One of the most important pieces of equipment in any kayaker’s kit bag is a good pair of reliable water shoes as walking over rocks or slippery ground is inevitable. More importantly if anything happens to turn critical, one needs to be able to get out of a kayak quickly and move rapidlyto the person in trouble without any fear of slipping or being hindered by poor shoes.
Recently Scotty and I were given a pair of Vibram Five Finger Flows to test to see how “toe” shoes can perform on a river. This is an initial review of the shoes after a couple paddles.
Once you get used to having your toes separate from eachother the shoes are remarkably comfortable. There are two straps on the shoes, one that goes over the top and the other which tightens behind the heel. Whenthey are fitted the shoes mould around forming an extension of one’s foot. I admit that when you put them on for the first time they do feel slightly weird,but after a while you forget that you have anything on.

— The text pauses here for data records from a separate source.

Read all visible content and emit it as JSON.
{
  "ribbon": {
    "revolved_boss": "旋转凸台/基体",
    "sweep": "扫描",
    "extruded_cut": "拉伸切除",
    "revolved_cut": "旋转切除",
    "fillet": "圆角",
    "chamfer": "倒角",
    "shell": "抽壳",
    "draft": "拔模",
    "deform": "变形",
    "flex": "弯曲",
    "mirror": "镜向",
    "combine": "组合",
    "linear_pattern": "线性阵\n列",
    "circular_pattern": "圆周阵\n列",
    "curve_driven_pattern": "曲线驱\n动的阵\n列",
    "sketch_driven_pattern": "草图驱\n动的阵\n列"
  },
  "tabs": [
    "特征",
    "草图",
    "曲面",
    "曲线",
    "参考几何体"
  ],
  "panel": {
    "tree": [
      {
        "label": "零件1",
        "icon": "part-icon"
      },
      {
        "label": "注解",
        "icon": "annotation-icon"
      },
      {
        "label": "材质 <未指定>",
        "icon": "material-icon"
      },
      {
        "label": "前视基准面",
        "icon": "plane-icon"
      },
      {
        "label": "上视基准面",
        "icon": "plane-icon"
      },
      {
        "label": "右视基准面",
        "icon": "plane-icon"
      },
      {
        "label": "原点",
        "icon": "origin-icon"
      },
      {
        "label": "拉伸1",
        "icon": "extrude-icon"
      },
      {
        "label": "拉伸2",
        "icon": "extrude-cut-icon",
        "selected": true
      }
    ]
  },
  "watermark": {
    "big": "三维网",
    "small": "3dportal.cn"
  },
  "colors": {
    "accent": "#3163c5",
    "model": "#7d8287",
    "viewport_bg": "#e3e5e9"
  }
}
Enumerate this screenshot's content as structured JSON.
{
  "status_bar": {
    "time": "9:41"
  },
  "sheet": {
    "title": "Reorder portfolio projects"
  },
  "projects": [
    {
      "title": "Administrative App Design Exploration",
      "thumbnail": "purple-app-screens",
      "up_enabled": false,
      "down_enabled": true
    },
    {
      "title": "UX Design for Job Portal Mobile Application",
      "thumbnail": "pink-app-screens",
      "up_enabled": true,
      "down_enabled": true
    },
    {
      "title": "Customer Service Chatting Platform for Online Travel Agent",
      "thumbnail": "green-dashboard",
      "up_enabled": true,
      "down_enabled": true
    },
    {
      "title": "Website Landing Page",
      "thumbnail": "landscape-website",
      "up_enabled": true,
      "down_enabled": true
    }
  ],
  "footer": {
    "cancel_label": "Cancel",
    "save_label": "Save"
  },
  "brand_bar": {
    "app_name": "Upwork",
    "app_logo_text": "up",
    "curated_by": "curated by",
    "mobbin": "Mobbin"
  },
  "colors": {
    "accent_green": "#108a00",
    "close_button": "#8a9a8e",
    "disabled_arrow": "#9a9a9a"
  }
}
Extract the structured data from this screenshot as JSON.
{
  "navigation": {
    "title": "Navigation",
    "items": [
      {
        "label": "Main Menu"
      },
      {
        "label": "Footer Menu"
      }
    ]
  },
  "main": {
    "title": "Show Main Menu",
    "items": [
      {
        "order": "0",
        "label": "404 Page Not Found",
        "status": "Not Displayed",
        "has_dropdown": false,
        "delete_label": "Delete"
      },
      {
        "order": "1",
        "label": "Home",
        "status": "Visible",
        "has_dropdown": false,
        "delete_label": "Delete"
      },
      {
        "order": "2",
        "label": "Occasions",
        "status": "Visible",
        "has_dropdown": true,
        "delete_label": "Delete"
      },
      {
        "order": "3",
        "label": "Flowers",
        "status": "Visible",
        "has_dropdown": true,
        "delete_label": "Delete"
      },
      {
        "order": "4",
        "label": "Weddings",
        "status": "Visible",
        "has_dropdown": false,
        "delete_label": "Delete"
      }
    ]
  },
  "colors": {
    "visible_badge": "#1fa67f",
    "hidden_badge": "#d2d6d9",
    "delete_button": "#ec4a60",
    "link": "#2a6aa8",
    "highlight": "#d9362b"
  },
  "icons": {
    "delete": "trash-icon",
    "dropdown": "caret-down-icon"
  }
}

As far as grip is concerned, the shoes have minute slits inthe sole that make the grasping onto the ground extensive. Since the soles arethin and flexible they shape around the rocks and stones allowing one to getthe most friction possible while still protecting your feet from thorns, glassor almost anything else you can throw at your feet.
I used my flows on the Witte, the Molenaars as well as for oceanpaddles and my conclusion is that they are the most efficient shoes I have everused as far as grip on wet terrain is concerned. They are very fast drying andbeing thin it makes it possible to wear them in even the smallest, tightly outfitted play boats. The only issue I have with the shoes is that my toes got cold being separate from each other.
Apart from getting a pair of Flows I also received a pair of Sprints that are made for everyday use and for road running. I’ve heard of people doing the recent Iron man completions in them. That alone is proof of their durability. Personally my calves felt on fire from running on the balls of my feet, but it is something that I can see myself getting used to.
When you run in normal shoes the extensive sole makes one land primarily on ones heel. This jarring force gets absorbed in the joints likeones knees, ankles and hips. This leads to injuries in the long run (no pun intended). I hope that with time I will be able to run as comfortably in Five fingers as I do in normal shoes.
The last aspect of the shoes is their look. As they are very”different” one does get a hand full of funny looks for wearing them and people do tend to ask you lots of questions about them. I have been stopped inshopping centers and petrol stations by inquisitive observers. This has subsequently led to me been “banned” from wearing them in public when mygirlfriend (or family) is present.